"It pretty much came off in one big flush," said Dan Greenlee, a hydrologist with the National Resource Conservation Service in Reno. "I think we've peaked. Once it warms back up again if it doesn't come back up, we'll know for sure."
Chad Blanchard, chief deputy of the Federal Water Master's Office in Reno, agreed that this year's runoff has hit its peak and will be on a diminishing trend. Natural runoff of the Truckee River peaked May 17 while the Carson River peaked the next day, Blanchard said.
On Friday, Lake Tahoe's level was measured at 6,225.39 feet. While thunderstorms forecast through the weekend could change things if they produce sufficient rain, Blanchard said he doesn't expect Tahoe's level to rise more than an inch or two beyond current levels.
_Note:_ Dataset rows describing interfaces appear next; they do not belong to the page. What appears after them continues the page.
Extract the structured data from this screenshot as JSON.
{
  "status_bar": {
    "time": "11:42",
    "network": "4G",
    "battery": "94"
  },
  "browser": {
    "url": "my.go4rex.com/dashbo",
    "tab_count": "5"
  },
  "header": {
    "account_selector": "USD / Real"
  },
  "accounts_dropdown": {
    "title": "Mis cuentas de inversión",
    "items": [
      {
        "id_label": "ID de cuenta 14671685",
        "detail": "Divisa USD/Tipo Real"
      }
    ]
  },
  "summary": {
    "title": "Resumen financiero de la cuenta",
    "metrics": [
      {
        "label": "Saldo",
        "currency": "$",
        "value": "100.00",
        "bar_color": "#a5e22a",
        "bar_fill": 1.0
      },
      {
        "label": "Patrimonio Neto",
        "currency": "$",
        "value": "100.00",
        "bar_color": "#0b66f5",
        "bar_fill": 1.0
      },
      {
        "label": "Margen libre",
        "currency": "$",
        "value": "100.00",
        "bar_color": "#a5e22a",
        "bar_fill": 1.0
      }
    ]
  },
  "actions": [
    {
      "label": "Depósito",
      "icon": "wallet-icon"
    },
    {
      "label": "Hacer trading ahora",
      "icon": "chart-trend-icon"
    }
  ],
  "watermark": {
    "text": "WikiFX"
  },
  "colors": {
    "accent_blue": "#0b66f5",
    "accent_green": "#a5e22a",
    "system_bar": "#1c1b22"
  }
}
Please reference documents listed here (posted in Project section) - for each time series of data collection:
2004 Sampling & Analysis Plan (SAP) describes the program from 2004 through 2009.
2010 SAP describes program data from January 2011-December 2012.
2012 SAP is posted, which describes the program and data collected from January 2013-December 2013,
2013 Addenda to the 2012 SAP, which describes changes to the 2012 SAP, effective January 2014.
The U.S. Geological Survey’s (USGS) mission is to provide reliable scientific information about the Nation’s natural resources. An integral part of that mission is to provide consistent, long-term water-resources data to customers, cooperators, and the public. To accomplish our mission, we operate a widespread surface- and ground-water data collection network as well as research a wide range of scientific issues throughout Nevada.